Oil prices fell heavily March 28 as U.S. crude inventories rose by the biggest amount in 20 months, and France announced that it was ready to tap strategic reserves to ease market tensions.
New York's main contract, West Texas Intermediate crude for delivery in May, dived $2.56 to $104.77 a barrel.
Brent North Sea crude for May shed $1.76 to $123.75.
The U.S. Department of Energy said the country's crude oil inventories jumped by 7.1 million barrels last week -- three times the amount expected.
"The largest weekly build in crude stocks since July 2010 was unexpected," said BNP Paribas analyst Harry Tchilinguirian.
With Western countries' stockpiles high, France on March 28 said it was ready to tap into its strategic oil reserves to help bring down prices.
Speaking after a cabinet meeting, France's Energy Minister Eric Besson said: "It was the United States that requested this and France greeted the idea favorably. We are now waiting for the opinion of the International Energy Agency."
Government spokeswoman and Budget Minister Valerie Pecresse said France was working with the United States and Britain to persuade the IEA to permit them to tap their reserves "to counter speculation on global energy markets."
It marked an evolution of France's position.

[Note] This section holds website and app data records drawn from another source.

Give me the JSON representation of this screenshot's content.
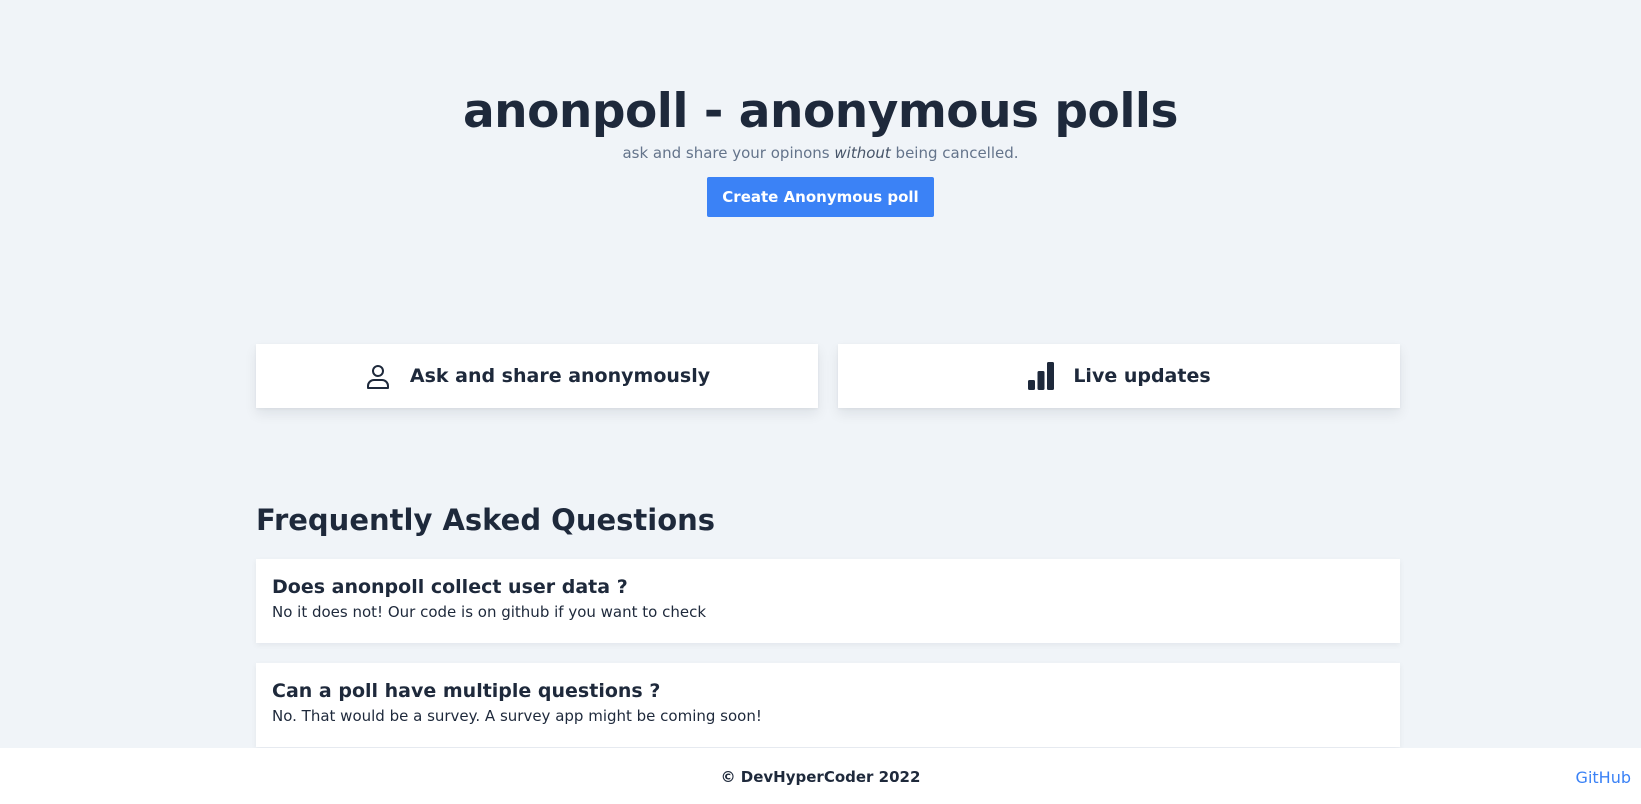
{
  "hero": {
    "title": "anonpoll - anonymous polls",
    "subtitle_before": "ask and share your opinons ",
    "subtitle_emphasis": "without",
    "subtitle_after": " being cancelled.",
    "cta_label": "Create Anonymous poll"
  },
  "features": [
    {
      "icon": "user-icon",
      "label": "Ask and share anonymously"
    },
    {
      "icon": "bar-chart-icon",
      "label": "Live updates"
    }
  ],
  "faq": {
    "heading": "Frequently Asked Questions",
    "items": [
      {
        "question": "Does anonpoll collect user data ?",
        "answer": "No it does not! Our code is on github if you want to check"
      },
      {
        "question": "Can a poll have multiple questions ?",
        "answer": "No. That would be a survey. A survey app might be coming soon!"
      }
    ]
  },
  "footer": {
    "copyright": "© DevHyperCoder 2022",
    "github_label": "GitHub"
  },
  "colors": {
    "background": "#f0f4f8",
    "accent": "#3b82f6",
    "text": "#1e293b",
    "muted": "#64748b"
  }
}
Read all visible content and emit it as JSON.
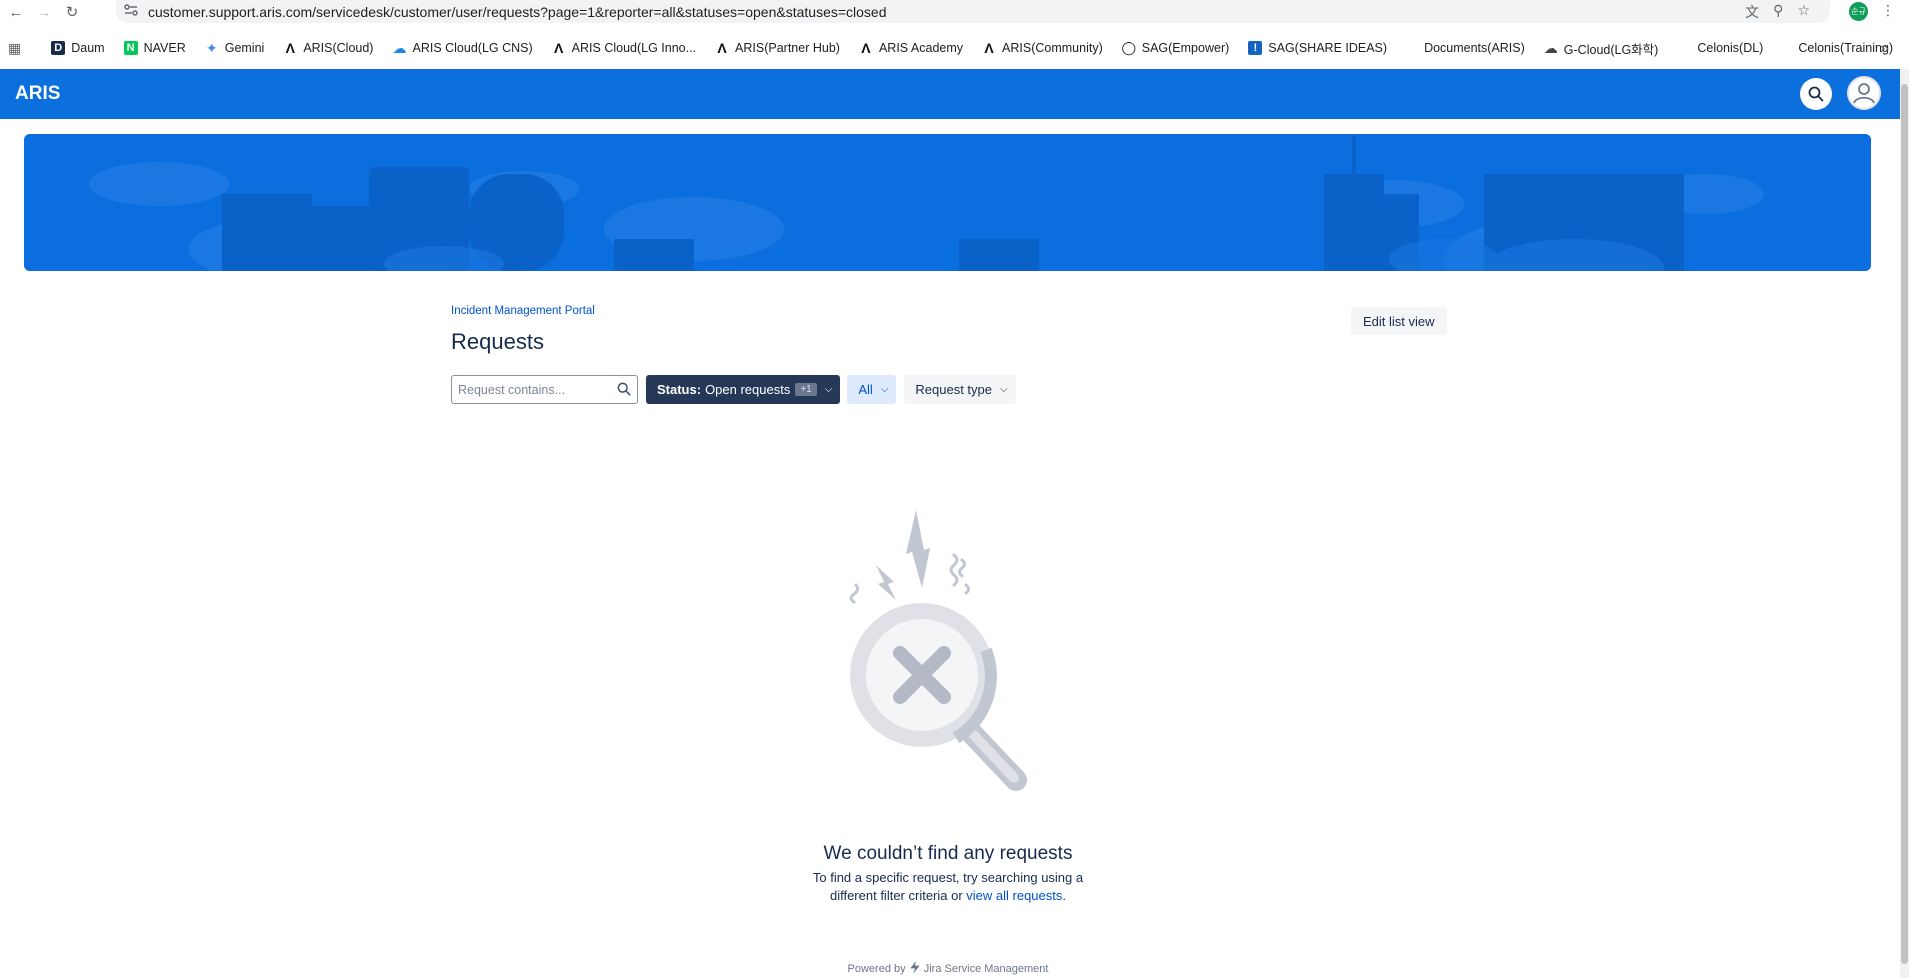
{
  "browser": {
    "url": "customer.support.aris.com/servicedesk/customer/user/requests?page=1&reporter=all&statuses=open&statuses=closed",
    "profile_initial": "순규"
  },
  "bookmarks": [
    {
      "label": "Daum",
      "icon": "daum-icon",
      "color": "#1a2a4a"
    },
    {
      "label": "NAVER",
      "icon": "naver-icon",
      "color": "#03c75a"
    },
    {
      "label": "Gemini",
      "icon": "gemini-icon",
      "color": "#4285f4"
    },
    {
      "label": "ARIS(Cloud)",
      "icon": "aris-icon",
      "color": "#111111"
    },
    {
      "label": "ARIS Cloud(LG CNS)",
      "icon": "cloud-icon",
      "color": "#1e88e5"
    },
    {
      "label": "ARIS Cloud(LG Inno...",
      "icon": "aris-icon",
      "color": "#111111"
    },
    {
      "label": "ARIS(Partner Hub)",
      "icon": "aris-icon",
      "color": "#111111"
    },
    {
      "label": "ARIS Academy",
      "icon": "aris-icon",
      "color": "#111111"
    },
    {
      "label": "ARIS(Community)",
      "icon": "aris-icon",
      "color": "#111111"
    },
    {
      "label": "SAG(Empower)",
      "icon": "empower-icon",
      "color": "#111111"
    },
    {
      "label": "SAG(SHARE IDEAS)",
      "icon": "share-ideas-icon",
      "color": "#1565c0"
    },
    {
      "label": "Documents(ARIS)",
      "icon": "",
      "color": ""
    },
    {
      "label": "G-Cloud(LG화학)",
      "icon": "cloud-outline-icon",
      "color": "#444444"
    },
    {
      "label": "Celonis(DL)",
      "icon": "",
      "color": ""
    },
    {
      "label": "Celonis(Training)",
      "icon": "",
      "color": ""
    }
  ],
  "header": {
    "logo": "ARIS",
    "brand_color": "#0c6fde"
  },
  "portal": {
    "breadcrumb": "Incident Management Portal",
    "title": "Requests",
    "edit_list_view": "Edit list view"
  },
  "filters": {
    "search_placeholder": "Request contains...",
    "status_label": "Status:",
    "status_value": "Open requests",
    "status_count": "+1",
    "reporter": "All",
    "request_type": "Request type"
  },
  "empty_state": {
    "title": "We couldn’t find any requests",
    "description_before": "To find a specific request, try searching using a different filter criteria or ",
    "link": "view all requests",
    "description_after": "."
  },
  "footer": {
    "powered_by": "Powered by",
    "product": "Jira Service Management"
  }
}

Last week, Besson said that Paris was merely studying the possibility of opening its reserves as "one of the options" to tame rising oil prices.

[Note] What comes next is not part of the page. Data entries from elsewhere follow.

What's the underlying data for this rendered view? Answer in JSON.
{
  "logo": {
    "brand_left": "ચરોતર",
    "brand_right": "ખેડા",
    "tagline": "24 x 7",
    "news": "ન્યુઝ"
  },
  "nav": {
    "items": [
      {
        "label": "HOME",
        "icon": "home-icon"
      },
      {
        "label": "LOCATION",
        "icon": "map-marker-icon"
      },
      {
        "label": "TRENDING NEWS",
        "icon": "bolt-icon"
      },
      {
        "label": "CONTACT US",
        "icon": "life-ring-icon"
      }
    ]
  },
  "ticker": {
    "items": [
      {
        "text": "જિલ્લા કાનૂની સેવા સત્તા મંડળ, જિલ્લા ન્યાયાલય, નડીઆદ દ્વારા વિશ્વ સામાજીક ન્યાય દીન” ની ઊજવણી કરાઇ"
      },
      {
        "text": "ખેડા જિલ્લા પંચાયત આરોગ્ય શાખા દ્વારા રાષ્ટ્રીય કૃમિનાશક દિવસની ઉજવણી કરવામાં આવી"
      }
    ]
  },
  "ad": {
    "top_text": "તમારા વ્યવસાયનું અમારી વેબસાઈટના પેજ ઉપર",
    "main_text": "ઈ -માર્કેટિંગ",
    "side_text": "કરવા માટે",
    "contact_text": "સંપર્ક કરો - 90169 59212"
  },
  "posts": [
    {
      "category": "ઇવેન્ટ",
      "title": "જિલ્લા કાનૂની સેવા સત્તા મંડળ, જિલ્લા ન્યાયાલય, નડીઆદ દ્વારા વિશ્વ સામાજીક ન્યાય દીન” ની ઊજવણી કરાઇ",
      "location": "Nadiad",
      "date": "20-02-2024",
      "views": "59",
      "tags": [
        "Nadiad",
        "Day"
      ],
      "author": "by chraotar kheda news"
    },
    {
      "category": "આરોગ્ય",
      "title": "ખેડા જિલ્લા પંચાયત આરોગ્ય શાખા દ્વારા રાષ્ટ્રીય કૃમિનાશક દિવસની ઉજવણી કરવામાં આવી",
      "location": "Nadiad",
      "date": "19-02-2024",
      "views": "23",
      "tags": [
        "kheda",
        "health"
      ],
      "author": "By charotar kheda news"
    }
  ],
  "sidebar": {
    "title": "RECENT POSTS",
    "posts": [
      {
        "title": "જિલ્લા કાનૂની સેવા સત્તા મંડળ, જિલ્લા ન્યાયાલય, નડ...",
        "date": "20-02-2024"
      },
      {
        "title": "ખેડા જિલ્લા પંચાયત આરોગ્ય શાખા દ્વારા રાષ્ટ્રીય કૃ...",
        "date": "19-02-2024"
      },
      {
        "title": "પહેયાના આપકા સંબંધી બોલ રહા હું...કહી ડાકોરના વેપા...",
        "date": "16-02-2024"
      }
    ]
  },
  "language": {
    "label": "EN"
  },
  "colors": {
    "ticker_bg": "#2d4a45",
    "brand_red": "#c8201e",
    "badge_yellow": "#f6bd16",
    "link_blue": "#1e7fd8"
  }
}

In theory, a nation's reserves are held in case of a major international crisis like a war or a natural disaster in an oil producing area.
But Asia's fuel-hungry economies are once more gathering steam, pushing up prices at a time when the economic recovery remains more vulnerable in some western economies, such as those of France and the United States.

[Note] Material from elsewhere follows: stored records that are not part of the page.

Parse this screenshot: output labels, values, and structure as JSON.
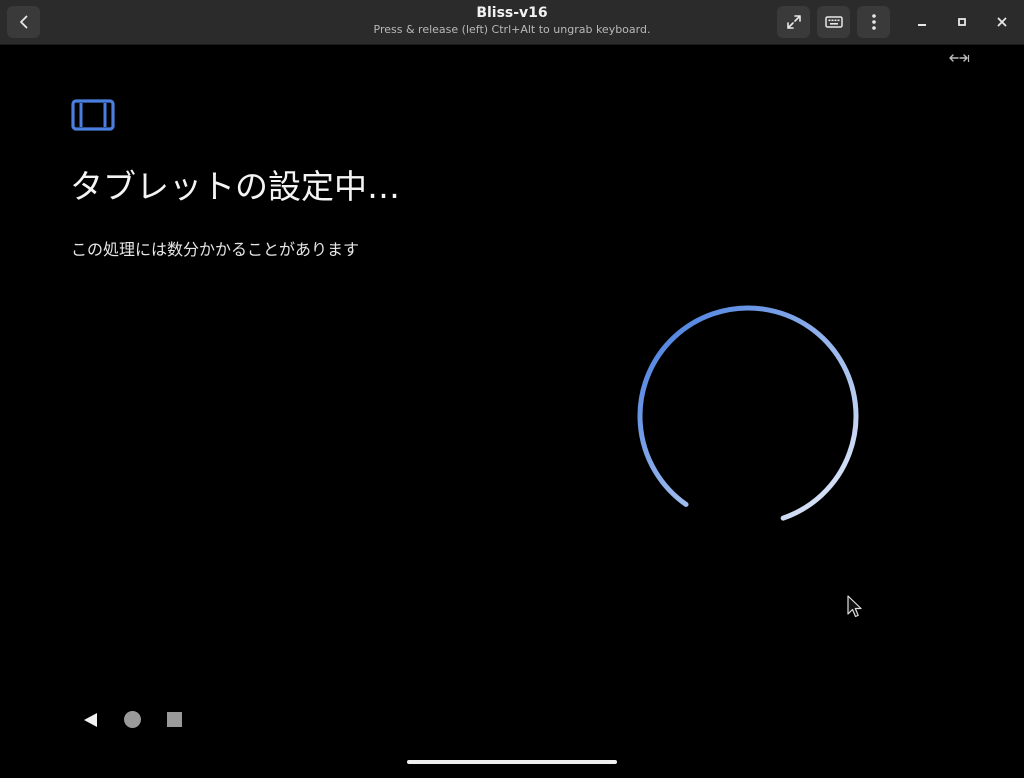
{
  "window": {
    "title": "Bliss-v16",
    "subtitle": "Press & release (left) Ctrl+Alt to ungrab keyboard."
  },
  "header_icons": {
    "back": "chevron-left-icon",
    "fullscreen": "expand-arrows-icon",
    "keyboard": "keyboard-icon",
    "menu": "kebab-menu-icon",
    "minimize": "minimize-icon",
    "maximize": "maximize-icon",
    "close": "close-icon"
  },
  "setup": {
    "heading": "タブレットの設定中…",
    "description": "この処理には数分かかることがあります",
    "icon": "tablet-icon",
    "spinner_progress": 0.85
  },
  "nav": {
    "back": "triangle-back-icon",
    "home": "circle-home-icon",
    "recents": "square-recents-icon"
  },
  "colors": {
    "accent": "#4a7fe0",
    "spinner_start": "#3f78de",
    "spinner_end": "#e9eef9",
    "headerbar": "#2b2b2b",
    "background": "#000000"
  }
}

Tensions are also running high in the Middle East, with Iranian exports limited by embargo and political unrest in several oil producers.
France and the United States are also in election mode, with both President Barack Obama and his French counterpart Nicolas Sarkozy facing pressure from voters over high pump prices for gas and diesel.